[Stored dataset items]

------------------------------------------------------------------------

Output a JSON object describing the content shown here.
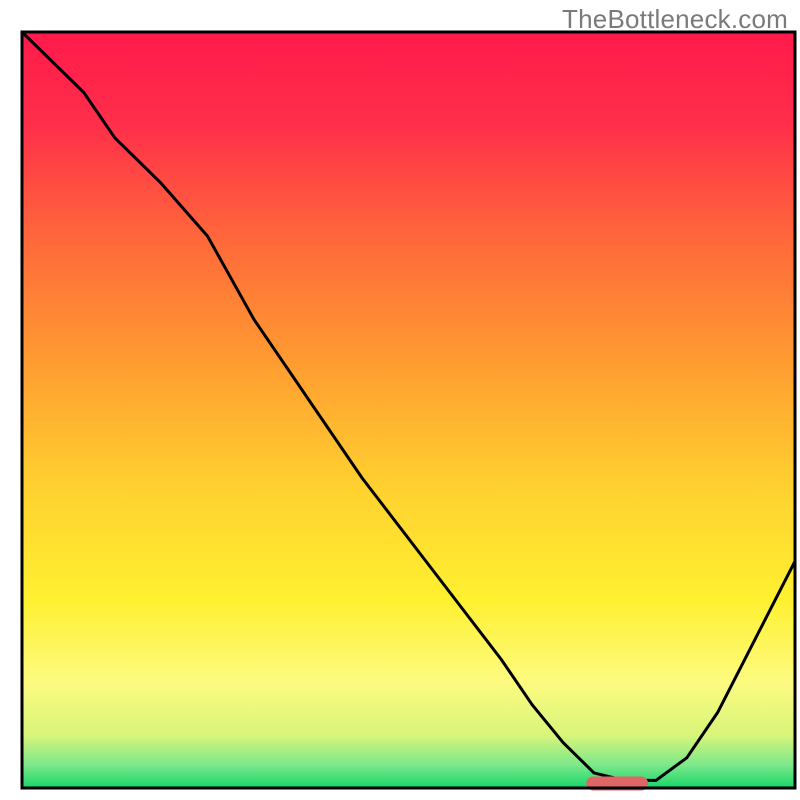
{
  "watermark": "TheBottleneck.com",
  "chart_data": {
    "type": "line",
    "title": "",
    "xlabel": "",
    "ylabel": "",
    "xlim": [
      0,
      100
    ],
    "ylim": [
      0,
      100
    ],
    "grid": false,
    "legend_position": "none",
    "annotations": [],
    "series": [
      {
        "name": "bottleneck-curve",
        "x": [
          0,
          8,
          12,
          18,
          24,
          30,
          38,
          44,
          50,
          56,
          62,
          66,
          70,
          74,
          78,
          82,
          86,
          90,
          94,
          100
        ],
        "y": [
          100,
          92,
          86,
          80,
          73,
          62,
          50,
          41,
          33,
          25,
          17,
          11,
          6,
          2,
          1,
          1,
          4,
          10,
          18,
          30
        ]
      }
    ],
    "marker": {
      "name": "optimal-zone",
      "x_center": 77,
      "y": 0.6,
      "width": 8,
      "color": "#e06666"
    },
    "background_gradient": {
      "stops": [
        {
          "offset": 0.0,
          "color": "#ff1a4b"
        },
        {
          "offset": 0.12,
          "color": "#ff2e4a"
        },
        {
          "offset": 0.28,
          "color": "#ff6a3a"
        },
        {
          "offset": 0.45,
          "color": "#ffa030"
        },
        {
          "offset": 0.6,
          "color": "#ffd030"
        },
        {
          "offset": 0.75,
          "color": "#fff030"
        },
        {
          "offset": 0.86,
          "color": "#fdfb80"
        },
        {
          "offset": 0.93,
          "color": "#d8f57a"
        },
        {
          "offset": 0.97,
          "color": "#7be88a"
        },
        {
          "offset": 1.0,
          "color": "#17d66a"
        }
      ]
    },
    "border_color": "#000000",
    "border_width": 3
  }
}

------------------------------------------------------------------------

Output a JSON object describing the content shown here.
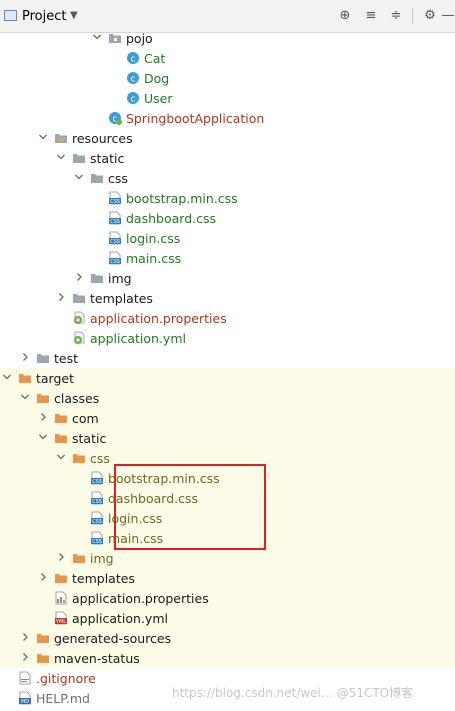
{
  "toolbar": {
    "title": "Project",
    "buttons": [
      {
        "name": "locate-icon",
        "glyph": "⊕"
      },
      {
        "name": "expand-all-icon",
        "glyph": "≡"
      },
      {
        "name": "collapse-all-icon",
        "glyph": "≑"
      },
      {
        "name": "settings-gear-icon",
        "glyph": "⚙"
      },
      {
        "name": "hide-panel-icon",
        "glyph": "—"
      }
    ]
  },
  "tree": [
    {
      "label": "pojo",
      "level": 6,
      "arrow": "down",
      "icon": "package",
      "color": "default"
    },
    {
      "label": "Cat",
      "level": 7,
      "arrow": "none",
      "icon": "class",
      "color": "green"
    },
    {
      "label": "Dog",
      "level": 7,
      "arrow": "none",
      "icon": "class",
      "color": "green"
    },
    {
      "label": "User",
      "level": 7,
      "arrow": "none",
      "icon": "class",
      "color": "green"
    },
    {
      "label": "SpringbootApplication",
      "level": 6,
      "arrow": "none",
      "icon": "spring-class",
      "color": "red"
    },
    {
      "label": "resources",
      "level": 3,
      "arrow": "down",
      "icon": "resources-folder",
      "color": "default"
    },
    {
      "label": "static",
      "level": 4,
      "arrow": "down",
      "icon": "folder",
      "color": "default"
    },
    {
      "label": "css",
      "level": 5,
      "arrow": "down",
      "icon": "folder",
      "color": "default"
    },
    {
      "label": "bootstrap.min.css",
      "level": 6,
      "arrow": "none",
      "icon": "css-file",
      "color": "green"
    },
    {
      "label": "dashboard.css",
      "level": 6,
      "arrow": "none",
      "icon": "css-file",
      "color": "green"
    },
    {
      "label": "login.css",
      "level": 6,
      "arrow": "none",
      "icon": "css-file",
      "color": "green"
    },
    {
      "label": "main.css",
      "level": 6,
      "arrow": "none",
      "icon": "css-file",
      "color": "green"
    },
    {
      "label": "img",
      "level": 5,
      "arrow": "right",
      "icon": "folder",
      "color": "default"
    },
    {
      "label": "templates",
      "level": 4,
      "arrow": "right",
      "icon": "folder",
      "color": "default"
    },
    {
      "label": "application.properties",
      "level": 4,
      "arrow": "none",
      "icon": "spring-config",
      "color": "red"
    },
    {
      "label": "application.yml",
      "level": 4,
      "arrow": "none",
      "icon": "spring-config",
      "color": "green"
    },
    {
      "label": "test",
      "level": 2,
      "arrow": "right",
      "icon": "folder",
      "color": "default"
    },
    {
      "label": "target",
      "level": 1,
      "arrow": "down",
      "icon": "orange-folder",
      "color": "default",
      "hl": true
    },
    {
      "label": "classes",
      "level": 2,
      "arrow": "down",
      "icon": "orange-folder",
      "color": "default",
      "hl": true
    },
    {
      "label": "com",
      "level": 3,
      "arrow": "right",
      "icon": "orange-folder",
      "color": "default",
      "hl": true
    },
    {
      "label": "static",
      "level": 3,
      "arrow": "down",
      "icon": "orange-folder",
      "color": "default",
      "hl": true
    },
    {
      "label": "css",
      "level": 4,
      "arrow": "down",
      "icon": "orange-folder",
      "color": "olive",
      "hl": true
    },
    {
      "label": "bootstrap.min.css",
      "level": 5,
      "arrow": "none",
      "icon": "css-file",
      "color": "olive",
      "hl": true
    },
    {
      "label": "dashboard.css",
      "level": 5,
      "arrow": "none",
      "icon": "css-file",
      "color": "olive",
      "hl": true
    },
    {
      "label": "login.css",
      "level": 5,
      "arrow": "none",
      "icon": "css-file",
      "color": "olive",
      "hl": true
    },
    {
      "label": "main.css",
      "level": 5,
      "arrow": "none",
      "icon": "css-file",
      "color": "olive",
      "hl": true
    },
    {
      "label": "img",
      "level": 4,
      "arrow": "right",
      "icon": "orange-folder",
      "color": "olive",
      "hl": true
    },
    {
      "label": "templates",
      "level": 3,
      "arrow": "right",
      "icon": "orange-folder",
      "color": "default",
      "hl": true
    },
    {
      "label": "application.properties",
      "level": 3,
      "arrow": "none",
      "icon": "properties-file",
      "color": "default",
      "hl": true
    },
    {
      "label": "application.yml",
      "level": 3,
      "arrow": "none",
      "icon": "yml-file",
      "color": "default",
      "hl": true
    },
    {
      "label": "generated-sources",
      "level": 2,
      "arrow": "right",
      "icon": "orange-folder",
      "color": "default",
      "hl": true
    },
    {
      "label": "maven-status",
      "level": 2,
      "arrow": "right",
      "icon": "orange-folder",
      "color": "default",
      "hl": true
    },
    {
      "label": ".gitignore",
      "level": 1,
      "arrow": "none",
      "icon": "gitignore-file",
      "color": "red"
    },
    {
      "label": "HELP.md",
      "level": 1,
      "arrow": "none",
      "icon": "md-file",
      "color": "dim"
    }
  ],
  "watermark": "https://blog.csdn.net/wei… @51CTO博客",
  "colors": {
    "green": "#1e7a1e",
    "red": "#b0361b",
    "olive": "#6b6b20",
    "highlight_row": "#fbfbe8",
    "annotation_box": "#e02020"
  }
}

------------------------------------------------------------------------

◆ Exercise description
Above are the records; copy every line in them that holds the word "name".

◆ Solution to this exercise
        "name": "bottleneck-curve",
      "name": "optimal-zone",
        "name": "locate-icon",
        "name": "expand-all-icon",
        "name": "collapse-all-icon",
        "name": "settings-gear-icon",
        "name": "hide-panel-icon",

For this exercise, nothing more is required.